■ AIM OF THE EXERCISE: Using the material below, state how many of its lines contain the string "left", with no other words.

■ DATASET EXCERPTS:
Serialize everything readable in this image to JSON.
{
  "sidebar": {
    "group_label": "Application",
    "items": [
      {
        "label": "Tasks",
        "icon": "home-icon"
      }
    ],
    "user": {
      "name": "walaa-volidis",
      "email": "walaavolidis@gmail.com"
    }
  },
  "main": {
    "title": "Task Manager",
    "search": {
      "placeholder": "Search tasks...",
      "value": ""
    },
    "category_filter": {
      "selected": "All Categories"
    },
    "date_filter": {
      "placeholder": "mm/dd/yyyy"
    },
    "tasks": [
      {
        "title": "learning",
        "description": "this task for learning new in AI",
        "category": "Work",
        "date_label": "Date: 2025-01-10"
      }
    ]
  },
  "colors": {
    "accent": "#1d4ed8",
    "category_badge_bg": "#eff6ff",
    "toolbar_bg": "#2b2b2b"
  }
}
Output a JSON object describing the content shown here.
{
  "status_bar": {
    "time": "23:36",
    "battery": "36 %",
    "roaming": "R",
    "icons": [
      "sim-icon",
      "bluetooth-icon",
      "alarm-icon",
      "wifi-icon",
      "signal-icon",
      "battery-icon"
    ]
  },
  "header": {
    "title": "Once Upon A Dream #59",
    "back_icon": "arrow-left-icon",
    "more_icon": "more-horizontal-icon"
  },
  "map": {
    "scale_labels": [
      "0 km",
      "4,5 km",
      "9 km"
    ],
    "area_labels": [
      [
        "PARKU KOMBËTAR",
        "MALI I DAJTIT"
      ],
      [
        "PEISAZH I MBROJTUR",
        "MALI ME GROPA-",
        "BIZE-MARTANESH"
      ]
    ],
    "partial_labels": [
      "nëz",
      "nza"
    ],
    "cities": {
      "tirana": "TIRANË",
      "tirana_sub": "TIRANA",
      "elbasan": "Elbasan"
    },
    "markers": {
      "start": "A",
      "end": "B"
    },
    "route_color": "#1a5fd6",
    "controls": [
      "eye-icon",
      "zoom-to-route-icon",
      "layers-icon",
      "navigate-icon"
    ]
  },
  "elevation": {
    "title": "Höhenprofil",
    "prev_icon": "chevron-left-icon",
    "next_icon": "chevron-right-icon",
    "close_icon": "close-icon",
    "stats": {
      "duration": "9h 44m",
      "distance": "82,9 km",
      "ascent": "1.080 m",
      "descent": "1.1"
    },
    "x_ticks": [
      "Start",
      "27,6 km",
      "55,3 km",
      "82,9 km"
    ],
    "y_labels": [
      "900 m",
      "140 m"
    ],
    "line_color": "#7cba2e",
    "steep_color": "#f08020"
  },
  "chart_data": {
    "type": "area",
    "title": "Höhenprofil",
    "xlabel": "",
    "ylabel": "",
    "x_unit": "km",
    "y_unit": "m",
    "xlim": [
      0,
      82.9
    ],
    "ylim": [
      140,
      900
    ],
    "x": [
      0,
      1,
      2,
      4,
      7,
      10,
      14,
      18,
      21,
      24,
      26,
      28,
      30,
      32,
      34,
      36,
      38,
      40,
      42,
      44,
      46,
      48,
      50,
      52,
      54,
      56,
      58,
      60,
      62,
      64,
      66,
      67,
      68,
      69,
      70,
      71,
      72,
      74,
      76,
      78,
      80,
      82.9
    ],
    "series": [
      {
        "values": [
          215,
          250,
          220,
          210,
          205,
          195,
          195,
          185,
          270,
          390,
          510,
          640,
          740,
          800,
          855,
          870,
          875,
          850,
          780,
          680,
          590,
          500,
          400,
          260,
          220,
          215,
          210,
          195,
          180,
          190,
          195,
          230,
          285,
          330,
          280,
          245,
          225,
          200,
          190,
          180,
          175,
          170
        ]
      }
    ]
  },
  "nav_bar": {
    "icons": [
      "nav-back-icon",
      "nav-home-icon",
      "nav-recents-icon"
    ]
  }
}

■ SOLUTION FOR THIS PROBLEM: 2